Vegetarians International Voice for Animals

Write to the Government - Lobsters, crabs and other shellfish

Lobsters, crabs and other shellfish are not covered by existing animal welfare legislation. This means that they can be boiled or hacked apart alive by anyone who wants to without sanction.

Please contact the Government and ask them to enforce a ban on boiling animals alive and stop live animals being sold to be killed at home.

Post: Minister of State for the Department for Environment, Food and Rural Affairs, Defra, Nobel House, 17 Smith Square, London SW1P 3JR

Email: defra.helpline@defra.gsi.gov.uk (put FAO Minister of State for the Department for Environment, Food and Rural Affairs in subject header)

 

Dear Minister

I have recently become extremely concerned about the practice of boiling lobsters alive.

Although I always presumed that they were covered by WASK (The Welfare of Animals (Slaughter or Killing) Regulations 1995), I now understand that this is not the case. Could you tell why this is? It is especially puzzling given that New Zealand (and parts of Italy) have legislation in place that protects the welfare of lobsters and crabs.

Sadly, lobsters and crabs are increasingly being sold alive in stores for people to take home and kill in any way they see fit. Obviously, these people have no training. The most common way of killing lobsters is throwing them alive into boiling water – a practice which also happens regularly in restaurants that sell live shellfish. Whoever does it, the result is likely to be the same: a slow and excruciating death.

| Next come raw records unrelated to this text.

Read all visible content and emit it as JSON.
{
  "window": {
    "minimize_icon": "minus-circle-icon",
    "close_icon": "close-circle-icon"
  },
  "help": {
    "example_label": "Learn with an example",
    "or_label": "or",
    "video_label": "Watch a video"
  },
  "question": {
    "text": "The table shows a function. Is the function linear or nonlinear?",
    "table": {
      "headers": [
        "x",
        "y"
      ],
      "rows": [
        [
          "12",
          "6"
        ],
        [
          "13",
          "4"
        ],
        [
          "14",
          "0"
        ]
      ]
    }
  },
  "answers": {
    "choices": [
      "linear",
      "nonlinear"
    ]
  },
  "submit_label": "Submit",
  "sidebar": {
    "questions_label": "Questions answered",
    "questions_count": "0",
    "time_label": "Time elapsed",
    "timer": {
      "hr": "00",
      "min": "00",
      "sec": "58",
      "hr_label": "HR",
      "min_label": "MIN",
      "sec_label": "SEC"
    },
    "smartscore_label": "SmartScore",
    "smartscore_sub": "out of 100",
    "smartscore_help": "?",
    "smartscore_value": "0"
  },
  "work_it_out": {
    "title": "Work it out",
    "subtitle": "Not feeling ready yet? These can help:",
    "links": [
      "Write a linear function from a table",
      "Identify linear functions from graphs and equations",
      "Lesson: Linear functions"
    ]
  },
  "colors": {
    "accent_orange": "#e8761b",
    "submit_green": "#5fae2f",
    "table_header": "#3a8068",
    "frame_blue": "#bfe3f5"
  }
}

It is a myth that crabs and lobsters do not feel pain. Crabs take four to five minutes to die in boiling water, while lobsters can take three or more minutes. Lobsters’ tails are often observed flapping around as they try to escape the boiling water and they only die only when their core temperature reaches 34C. Crabs are sometimes placed in fresh water to 'drown' for up to eight hours, as they will often shed their claws and legs as a defence mechanism in boiling water.

Another method of killing lobsters down the middle with a sharp knife is an inexact way of doing so, and because of the animal’s physiology is unlikely to cause quick and immediate death.

A 2005 report on the protection of animals used for scientific and experimental purposes, prepared by the European Food Safety Authority (EFSA) for the European Commission, concluded that the largest of the decapods have a pain system and complex cognitive capacity. They were then assigned Category 1 status: animals that are able to experience pain and distress.

It would appear to be clear cut that lobsters feel pain and so should be afforded the same protection under UK law afforded to other animals killed for food. However, despite EFSA stating that – amongst other methods – “placing crustaceans directly into boiling water” was most likely to cause pain and distress, this method of killing lobsters is common and currently legal in Britain.

Please ban the practice of selling live animals for the public to take home and slaughter. Also, please make it an urgent priority to extend animal welfare guidelines to cover lobsters, crabs and other shellfish.

I look forward to hearing back from you.

Yours faithfully
[your contact details]

 

Note: with reference to crabs 'drowning' this means placing salt water animals in fresh water - which effectively causes slow suffocation and eventual death.